───── SUPPLIED INFORMATION
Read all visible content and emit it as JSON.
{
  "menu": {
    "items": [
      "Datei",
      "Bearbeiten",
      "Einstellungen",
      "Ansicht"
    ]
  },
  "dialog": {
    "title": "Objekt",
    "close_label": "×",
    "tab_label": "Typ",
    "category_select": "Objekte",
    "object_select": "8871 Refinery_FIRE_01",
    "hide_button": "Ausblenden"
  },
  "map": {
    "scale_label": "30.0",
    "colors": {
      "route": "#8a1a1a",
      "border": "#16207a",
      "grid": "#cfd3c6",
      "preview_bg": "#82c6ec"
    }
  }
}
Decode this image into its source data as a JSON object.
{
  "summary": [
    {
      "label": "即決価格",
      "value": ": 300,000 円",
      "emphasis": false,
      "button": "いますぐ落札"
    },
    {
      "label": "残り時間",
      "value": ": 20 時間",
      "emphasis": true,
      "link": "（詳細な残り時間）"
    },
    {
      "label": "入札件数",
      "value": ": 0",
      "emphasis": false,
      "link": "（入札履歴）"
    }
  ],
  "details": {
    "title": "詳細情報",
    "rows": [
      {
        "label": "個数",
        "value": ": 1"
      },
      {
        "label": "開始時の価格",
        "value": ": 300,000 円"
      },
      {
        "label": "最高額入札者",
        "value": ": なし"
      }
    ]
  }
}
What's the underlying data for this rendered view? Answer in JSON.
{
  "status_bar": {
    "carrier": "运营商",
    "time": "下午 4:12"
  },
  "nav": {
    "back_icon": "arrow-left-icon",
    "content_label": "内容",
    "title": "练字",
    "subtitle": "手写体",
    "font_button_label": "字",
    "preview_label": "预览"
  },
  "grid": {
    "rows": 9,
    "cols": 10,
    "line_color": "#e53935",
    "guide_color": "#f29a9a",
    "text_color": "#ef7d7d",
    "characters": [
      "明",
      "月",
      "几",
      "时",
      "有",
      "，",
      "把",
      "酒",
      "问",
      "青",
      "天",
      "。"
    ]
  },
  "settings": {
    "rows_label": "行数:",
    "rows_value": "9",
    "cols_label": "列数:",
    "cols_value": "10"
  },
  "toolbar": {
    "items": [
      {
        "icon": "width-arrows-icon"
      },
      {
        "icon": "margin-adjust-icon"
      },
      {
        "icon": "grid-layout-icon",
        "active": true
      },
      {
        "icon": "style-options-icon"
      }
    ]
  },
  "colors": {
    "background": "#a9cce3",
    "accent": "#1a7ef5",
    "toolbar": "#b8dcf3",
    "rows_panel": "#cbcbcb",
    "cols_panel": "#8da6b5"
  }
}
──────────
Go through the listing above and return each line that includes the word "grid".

▶ [SOLUTION TO THE PROBLEM]
      "grid": "#cfd3c6",
  "grid": {
        "icon": "grid-layout-icon",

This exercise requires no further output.